Both the Observatory and the rebel coalition also say that some 40 others were killed in violence across Syria – including three government soldiers in Idlib and nine people each in the key rebel cities of Deraa and Homs. The estimates put Monday's death toll at 110 or more, which would be the highest single-day tally during the nine-month uprising. The BBC notes that the claims could not be confirmed due to Syria's ban on foreign journalists.
Yesterday's violence starkly contrasts with Syria's signing yesterday of an Arab League peace deal, which allows international monitors into the country. But analysts doubt Syria's commitment.

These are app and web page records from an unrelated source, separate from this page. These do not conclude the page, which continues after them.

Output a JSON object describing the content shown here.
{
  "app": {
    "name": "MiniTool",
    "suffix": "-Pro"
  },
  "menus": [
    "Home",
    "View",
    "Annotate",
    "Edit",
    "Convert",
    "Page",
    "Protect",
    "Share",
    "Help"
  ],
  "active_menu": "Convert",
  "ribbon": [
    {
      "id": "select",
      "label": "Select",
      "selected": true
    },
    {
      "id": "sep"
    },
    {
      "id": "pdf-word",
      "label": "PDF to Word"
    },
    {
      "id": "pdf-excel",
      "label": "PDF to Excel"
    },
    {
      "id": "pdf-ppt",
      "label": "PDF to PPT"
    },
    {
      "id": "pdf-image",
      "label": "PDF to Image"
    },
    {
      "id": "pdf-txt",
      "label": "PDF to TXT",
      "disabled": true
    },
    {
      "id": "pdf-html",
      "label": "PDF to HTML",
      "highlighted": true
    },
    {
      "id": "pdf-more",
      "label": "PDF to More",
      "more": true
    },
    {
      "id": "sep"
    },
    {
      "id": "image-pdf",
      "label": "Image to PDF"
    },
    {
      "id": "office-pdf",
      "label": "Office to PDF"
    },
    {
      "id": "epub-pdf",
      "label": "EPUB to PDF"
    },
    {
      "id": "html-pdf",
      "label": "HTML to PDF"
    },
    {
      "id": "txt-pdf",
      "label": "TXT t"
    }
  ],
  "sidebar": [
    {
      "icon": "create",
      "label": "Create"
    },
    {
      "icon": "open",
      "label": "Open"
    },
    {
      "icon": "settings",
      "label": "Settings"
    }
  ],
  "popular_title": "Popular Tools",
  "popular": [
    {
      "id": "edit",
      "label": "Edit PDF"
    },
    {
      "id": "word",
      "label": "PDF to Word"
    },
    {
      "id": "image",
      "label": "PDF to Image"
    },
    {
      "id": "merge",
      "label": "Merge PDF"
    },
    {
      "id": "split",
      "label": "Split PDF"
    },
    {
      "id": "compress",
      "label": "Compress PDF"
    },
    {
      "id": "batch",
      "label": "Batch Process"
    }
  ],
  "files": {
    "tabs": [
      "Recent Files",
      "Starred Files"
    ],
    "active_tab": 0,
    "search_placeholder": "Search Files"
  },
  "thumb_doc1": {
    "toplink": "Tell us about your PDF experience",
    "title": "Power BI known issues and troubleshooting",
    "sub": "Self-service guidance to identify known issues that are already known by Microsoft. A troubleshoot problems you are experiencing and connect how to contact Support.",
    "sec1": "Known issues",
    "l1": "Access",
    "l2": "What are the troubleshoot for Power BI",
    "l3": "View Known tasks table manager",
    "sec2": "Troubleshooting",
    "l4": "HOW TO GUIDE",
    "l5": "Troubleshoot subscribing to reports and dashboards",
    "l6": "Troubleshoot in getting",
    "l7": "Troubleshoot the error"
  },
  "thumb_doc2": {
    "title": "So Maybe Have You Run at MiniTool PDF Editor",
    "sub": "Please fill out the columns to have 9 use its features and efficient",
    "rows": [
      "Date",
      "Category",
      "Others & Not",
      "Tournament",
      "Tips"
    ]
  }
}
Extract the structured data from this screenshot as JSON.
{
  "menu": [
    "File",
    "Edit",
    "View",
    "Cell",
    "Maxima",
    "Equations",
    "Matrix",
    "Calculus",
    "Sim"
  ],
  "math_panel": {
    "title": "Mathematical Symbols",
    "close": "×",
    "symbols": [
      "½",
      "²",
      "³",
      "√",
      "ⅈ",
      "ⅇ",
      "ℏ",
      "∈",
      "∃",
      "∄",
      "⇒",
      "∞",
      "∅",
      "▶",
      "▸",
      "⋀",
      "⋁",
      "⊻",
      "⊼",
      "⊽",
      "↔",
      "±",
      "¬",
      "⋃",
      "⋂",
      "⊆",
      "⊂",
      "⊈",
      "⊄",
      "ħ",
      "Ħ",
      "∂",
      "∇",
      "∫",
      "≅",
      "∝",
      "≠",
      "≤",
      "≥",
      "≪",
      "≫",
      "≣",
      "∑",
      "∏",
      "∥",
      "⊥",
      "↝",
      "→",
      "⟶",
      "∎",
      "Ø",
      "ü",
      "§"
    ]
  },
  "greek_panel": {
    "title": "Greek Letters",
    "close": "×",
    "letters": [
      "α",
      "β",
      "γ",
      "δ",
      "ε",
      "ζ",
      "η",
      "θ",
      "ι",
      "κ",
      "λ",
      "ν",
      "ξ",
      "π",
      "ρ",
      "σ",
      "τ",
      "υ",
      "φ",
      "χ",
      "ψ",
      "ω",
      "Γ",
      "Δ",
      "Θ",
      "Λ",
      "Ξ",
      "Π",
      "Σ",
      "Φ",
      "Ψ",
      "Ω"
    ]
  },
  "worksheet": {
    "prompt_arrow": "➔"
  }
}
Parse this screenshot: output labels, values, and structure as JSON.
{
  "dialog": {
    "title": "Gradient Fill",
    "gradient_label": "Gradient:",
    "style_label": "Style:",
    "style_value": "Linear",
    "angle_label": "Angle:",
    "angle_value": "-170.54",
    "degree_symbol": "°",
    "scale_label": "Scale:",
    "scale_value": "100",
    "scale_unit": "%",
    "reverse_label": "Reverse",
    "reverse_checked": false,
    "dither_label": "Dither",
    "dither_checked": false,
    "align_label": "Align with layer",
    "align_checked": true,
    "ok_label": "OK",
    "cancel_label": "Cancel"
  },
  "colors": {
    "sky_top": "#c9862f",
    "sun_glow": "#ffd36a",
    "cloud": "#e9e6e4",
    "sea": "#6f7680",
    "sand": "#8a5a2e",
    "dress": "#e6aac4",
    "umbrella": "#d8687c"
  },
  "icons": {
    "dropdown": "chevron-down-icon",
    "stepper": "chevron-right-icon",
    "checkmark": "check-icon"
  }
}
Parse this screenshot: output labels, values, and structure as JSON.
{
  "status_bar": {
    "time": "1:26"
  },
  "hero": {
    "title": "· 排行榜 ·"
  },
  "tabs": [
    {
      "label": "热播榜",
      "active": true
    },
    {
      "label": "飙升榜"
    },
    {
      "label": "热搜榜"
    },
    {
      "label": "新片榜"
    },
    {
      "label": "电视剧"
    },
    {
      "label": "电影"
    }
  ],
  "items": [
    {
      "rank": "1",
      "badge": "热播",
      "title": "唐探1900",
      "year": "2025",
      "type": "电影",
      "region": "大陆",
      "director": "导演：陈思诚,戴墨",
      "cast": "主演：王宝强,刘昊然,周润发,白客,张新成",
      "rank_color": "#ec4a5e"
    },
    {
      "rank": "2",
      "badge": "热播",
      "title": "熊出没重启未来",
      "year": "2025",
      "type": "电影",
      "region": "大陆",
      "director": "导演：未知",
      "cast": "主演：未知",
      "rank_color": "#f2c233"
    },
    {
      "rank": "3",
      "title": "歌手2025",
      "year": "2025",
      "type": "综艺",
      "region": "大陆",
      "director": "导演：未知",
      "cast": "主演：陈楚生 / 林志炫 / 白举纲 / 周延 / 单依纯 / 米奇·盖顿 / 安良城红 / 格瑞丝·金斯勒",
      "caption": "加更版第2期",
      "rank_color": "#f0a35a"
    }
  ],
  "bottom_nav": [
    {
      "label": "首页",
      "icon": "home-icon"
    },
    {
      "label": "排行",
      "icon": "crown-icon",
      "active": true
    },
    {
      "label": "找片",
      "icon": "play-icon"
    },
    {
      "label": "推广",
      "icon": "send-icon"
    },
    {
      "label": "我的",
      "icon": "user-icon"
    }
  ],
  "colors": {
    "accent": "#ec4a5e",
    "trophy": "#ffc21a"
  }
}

The BBC's Jim Muir writes, "Only by force has [the government] been able to maintain some kind of control over many places. … If that iron grip is relaxed, those areas could slide immediately out of control, leaving only Damascus and Aleppo more or less with the regime."
Mr. Assad “hides behind sovereignty, and this plan would seem to put his activities in the spotlight. He will now try to skirt around the plan to his advantage and play for time,” he said. “If he pulls back from cities and people protest, the true scale of the uprising will be apparent. That will be hard for him to handle politically.”